4. “Preserve nonverbal contact with the patient.” Make periodic eye contact with the patient and stay alert to the patient’s nonverbal cues.

5. “Organize what you want to accomplish before the visit.” This can help you “use the computer in a less disruptive manner, can save time, and may even improve patient satisfaction with a visit,” the researchers stated.

6. “Demonstrate Internet resources that might contribute to patient activation.” Encourage patients to use Internet resources to fact check on their own and be prepared to show patients useful online resources.

“Clinicians must be attuned to the fact that the computer will amplify pre-existing positive and negative communication behaviors; thus, conscious attention to communication strategies around the computer is important,” the authors concluded.

Use of Patient Portals Increasing

Cancer patients, particularly younger patients, are increasingly using Web-based of electronic portals to access their personal health records, according to retrospective analysis of enrollment and use of the MyChart portal among patients seen at The University of Texas Southwestern Medical Center. This study by David E. Gerber, MD, of the Harold C. Simmons Cancer Center at UT Southwestern, and colleagues was also published online by the Journal of Oncology Practice.2 The investigators looked at use of the portal by 6,495 patients between 2007 and 2012.

According to the investigators, “it appears that portal use by patients with cancer clearly exceeds that reported in other populations.” In addition, over the 6-year period of the analysis, patient enrollment increased fivefold, and total log-ins increased more than 10-fold.

The portal was most commonly used to view test results, accounting for 37% of all portal actions. “The interpretation of such data by individuals without formal medical training outside the context of a health care encounter raises a number of questions,” the authors acknowledged. These concerns include distress and anxiety about the clinical significance of test results.
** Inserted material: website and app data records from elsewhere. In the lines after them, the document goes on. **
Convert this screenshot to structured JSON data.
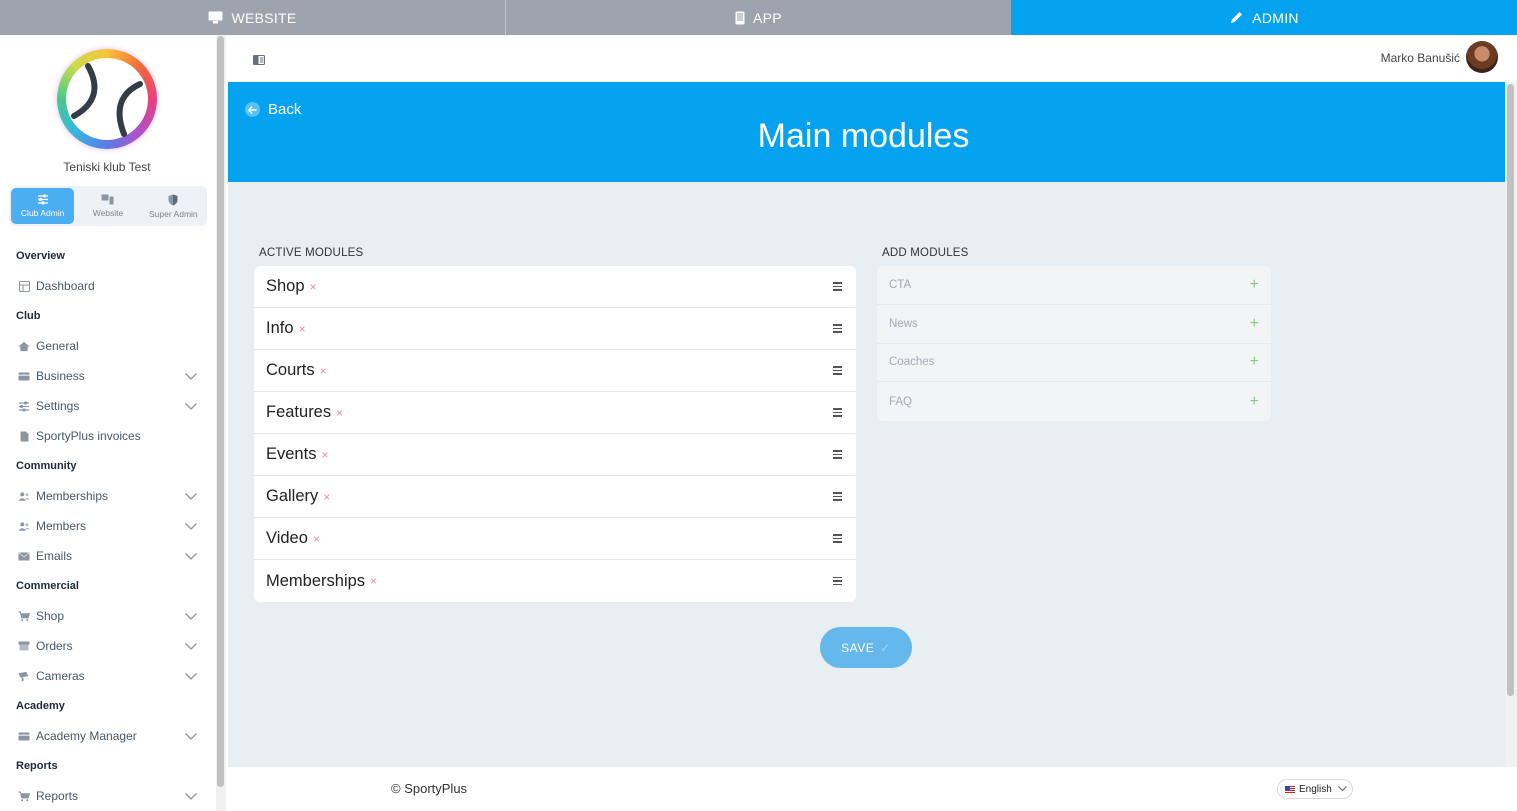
{
  "topbar": {
    "tabs": [
      {
        "label": "WEBSITE",
        "icon": "monitor-icon",
        "active": false
      },
      {
        "label": "APP",
        "icon": "mobile-icon",
        "active": false
      },
      {
        "label": "ADMIN",
        "icon": "pencil-icon",
        "active": true
      }
    ]
  },
  "colors": {
    "accent": "#04a2ef",
    "tab_inactive": "#9ea4ad",
    "content_bg": "#e9eef3",
    "remove": "#f08a98",
    "add": "#8cc68c"
  },
  "sidebar": {
    "club_name": "Teniski klub Test",
    "roles": [
      {
        "label": "Club Admin",
        "icon": "sliders-icon",
        "active": true
      },
      {
        "label": "Website",
        "icon": "website-icon",
        "active": false
      },
      {
        "label": "Super Admin",
        "icon": "shield-icon",
        "active": false
      }
    ],
    "sections": [
      {
        "title": "Overview",
        "items": [
          {
            "label": "Dashboard",
            "icon": "dashboard-icon",
            "expandable": false
          }
        ]
      },
      {
        "title": "Club",
        "items": [
          {
            "label": "General",
            "icon": "home-icon",
            "expandable": false
          },
          {
            "label": "Business",
            "icon": "card-icon",
            "expandable": true
          },
          {
            "label": "Settings",
            "icon": "sliders-icon",
            "expandable": true
          },
          {
            "label": "SportyPlus invoices",
            "icon": "document-icon",
            "expandable": false
          }
        ]
      },
      {
        "title": "Community",
        "items": [
          {
            "label": "Memberships",
            "icon": "users-icon",
            "expandable": true
          },
          {
            "label": "Members",
            "icon": "users-icon",
            "expandable": true
          },
          {
            "label": "Emails",
            "icon": "envelope-icon",
            "expandable": true
          }
        ]
      },
      {
        "title": "Commercial",
        "items": [
          {
            "label": "Shop",
            "icon": "cart-icon",
            "expandable": true
          },
          {
            "label": "Orders",
            "icon": "box-icon",
            "expandable": true
          },
          {
            "label": "Cameras",
            "icon": "camera-icon",
            "expandable": true
          }
        ]
      },
      {
        "title": "Academy",
        "items": [
          {
            "label": "Academy Manager",
            "icon": "card-icon",
            "expandable": true
          }
        ]
      },
      {
        "title": "Reports",
        "items": [
          {
            "label": "Reports",
            "icon": "cart-icon",
            "expandable": true
          }
        ]
      }
    ]
  },
  "header": {
    "user_name": "Marko Banušić"
  },
  "main": {
    "back_label": "Back",
    "title": "Main modules",
    "active_label": "ACTIVE MODULES",
    "add_label": "ADD MODULES",
    "active_modules": [
      "Shop",
      "Info",
      "Courts",
      "Features",
      "Events",
      "Gallery",
      "Video",
      "Memberships"
    ],
    "available_modules": [
      "CTA",
      "News",
      "Coaches",
      "FAQ"
    ],
    "remove_glyph": "×",
    "add_glyph": "+",
    "save_label": "SAVE",
    "save_check": "✓"
  },
  "footer": {
    "copyright": "© SportyPlus",
    "language": "English"
  }
}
Although the portal includes an electronic health reference library to help patients interpret data, “it was used rarely by patients in our study, accounting for only 0.5% of MyChart actions,” the researchers ­reported.

Other common uses of the portal include viewing and responding to clinic messages (29%), and sending medical advice requests (6.4%), which allows patients to send messages directly to providers and clinic staff. More than 30% of these requests were sent during nonclinic hours, and the investigators voiced concern about delays in urgent medical attention if time-sensitive messages are not seen promptly by the medical team. Although the portal instructions warn patients not to use the medical advice function for urgent messages, there is “a growing societal expectation that text messaging provides real-time communication,” and patients may rely on the portal rather than call the medical center for services after normal business hours. ■
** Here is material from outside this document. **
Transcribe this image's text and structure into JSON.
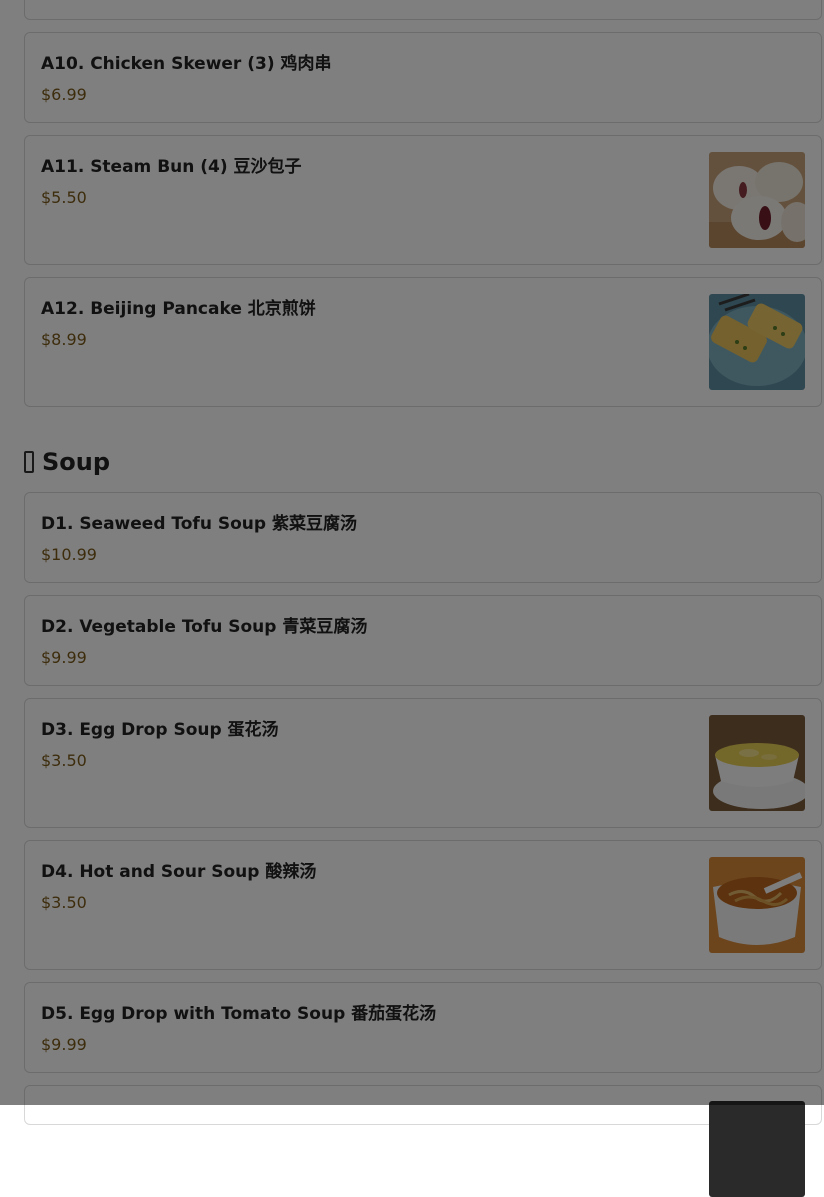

Disclosure: For full disclosures of the study authors, visit


1. LeBlanc TW, Back AL, Danis M, et al: Electronic Health Records (EHRs) in the oncology clinic: How clinician interaction with EHRs can improve communication with the patient. J Oncol Pract. July 15, 2014 (early release online).
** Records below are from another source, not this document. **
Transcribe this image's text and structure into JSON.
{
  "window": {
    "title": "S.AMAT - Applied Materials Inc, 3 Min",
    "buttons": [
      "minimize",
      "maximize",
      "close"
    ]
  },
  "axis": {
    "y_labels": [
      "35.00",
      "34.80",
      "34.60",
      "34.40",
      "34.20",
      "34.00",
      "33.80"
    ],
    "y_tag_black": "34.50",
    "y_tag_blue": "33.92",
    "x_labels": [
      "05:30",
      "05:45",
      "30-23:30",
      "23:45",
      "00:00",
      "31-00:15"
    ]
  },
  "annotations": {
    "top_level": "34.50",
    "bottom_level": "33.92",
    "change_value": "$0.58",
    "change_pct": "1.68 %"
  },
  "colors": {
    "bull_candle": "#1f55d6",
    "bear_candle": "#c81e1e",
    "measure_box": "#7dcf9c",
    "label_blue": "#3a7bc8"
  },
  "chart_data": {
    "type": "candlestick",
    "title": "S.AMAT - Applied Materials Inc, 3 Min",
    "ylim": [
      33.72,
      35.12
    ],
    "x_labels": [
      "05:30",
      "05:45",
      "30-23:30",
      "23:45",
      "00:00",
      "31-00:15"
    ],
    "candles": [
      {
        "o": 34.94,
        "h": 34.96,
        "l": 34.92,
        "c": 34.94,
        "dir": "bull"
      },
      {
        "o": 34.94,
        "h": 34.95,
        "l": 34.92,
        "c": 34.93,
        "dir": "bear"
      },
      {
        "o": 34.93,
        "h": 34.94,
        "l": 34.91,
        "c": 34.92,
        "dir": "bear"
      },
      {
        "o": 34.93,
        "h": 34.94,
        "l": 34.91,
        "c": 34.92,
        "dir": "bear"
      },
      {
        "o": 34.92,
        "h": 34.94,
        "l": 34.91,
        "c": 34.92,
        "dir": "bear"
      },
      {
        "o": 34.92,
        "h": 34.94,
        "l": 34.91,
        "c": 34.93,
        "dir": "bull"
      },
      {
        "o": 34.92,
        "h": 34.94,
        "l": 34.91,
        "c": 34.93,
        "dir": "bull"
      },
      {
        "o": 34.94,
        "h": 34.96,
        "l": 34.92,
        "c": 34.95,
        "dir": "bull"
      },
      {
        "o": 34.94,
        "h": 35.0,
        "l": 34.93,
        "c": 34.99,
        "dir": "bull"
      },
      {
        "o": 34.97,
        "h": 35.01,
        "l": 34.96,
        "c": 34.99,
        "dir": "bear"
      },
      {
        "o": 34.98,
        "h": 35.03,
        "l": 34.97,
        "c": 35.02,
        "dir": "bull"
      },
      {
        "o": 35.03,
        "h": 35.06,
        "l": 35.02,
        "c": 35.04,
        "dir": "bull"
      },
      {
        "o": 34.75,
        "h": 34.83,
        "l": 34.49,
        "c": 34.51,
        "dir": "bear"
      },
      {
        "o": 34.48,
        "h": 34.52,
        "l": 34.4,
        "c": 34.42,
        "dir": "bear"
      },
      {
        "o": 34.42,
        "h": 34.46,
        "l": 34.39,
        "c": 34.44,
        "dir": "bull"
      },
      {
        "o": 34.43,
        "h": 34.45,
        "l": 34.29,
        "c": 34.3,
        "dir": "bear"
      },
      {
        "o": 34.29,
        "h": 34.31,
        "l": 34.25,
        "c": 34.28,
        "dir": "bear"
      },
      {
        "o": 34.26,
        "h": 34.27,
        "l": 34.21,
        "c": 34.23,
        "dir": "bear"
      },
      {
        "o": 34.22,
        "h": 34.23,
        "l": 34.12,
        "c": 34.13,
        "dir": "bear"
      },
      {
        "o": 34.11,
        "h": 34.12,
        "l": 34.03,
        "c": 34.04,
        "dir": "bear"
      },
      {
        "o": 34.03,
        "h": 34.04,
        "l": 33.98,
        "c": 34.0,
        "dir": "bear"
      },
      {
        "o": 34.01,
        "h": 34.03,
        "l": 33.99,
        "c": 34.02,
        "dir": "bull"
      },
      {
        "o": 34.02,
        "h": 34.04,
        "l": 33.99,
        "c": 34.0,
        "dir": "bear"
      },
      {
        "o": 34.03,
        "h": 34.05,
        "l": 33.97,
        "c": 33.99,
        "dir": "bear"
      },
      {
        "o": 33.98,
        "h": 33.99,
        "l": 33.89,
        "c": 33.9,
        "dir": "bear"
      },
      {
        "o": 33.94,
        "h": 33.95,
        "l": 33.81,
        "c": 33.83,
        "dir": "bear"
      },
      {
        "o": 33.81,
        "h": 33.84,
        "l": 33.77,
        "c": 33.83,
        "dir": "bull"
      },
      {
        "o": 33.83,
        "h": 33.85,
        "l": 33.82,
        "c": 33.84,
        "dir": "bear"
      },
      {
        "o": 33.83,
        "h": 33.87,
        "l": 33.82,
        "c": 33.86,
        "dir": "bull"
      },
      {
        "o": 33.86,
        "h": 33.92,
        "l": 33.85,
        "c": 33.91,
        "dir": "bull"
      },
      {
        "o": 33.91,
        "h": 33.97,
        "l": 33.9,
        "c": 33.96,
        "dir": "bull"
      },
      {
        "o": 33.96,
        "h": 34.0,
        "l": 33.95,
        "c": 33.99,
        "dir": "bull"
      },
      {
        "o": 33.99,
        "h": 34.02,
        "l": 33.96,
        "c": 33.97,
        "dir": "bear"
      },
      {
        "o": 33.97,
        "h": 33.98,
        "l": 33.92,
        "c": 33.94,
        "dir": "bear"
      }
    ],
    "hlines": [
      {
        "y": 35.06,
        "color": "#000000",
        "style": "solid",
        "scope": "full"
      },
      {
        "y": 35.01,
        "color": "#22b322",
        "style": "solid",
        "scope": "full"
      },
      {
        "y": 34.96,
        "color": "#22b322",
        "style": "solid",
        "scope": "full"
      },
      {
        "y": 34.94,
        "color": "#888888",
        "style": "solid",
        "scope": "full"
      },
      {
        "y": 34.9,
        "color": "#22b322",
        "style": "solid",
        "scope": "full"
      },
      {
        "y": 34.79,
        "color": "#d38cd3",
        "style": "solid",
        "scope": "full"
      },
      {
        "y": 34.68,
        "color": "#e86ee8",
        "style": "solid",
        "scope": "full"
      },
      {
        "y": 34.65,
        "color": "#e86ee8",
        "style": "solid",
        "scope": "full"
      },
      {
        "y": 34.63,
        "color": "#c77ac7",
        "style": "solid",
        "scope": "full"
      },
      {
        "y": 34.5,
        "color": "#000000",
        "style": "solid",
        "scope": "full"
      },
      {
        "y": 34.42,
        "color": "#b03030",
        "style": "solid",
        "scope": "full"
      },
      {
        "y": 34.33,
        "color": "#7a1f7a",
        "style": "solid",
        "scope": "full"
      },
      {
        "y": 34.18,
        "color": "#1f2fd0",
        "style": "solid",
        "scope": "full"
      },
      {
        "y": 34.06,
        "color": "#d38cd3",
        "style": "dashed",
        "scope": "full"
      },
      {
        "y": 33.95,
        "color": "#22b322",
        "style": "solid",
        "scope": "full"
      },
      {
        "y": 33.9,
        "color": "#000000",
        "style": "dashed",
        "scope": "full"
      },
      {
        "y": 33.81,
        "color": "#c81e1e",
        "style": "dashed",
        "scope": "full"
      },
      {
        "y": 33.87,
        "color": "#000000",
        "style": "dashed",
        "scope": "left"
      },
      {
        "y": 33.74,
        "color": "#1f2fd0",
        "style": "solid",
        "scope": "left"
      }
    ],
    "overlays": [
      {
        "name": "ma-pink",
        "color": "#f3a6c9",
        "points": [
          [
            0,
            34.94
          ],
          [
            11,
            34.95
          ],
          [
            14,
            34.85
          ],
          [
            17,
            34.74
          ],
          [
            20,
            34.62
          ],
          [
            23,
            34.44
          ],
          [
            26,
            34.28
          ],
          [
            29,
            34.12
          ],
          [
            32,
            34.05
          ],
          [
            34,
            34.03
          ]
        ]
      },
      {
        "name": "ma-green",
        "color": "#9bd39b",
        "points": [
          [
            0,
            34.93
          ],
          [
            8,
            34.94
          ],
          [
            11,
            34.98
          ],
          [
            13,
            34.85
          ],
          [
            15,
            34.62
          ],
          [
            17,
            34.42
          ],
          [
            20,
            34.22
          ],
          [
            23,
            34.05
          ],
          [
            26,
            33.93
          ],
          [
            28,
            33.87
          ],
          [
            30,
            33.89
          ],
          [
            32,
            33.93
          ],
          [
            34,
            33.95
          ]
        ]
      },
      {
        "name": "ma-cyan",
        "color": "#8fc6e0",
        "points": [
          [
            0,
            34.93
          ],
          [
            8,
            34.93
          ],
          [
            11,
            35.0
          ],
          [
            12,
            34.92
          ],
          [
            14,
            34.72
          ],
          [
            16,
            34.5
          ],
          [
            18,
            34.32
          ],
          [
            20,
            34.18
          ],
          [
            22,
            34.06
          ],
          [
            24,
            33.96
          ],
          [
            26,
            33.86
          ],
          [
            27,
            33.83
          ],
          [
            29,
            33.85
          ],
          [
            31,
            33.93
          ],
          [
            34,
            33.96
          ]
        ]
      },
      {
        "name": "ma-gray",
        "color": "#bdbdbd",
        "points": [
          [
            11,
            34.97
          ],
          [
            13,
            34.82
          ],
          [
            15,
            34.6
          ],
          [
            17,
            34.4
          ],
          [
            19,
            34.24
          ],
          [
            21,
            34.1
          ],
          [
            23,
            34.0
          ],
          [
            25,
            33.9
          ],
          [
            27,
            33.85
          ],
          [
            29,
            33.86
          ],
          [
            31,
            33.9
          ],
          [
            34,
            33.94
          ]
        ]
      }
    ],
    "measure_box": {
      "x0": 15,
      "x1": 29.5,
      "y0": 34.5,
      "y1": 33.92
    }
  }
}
2. Gerber DE, Laccetti AL, Chen B, et al: Predictors and intensity of online access to electronic medical records among patients with cancer. J Oncol Pract. July 15, 2014 (early release online).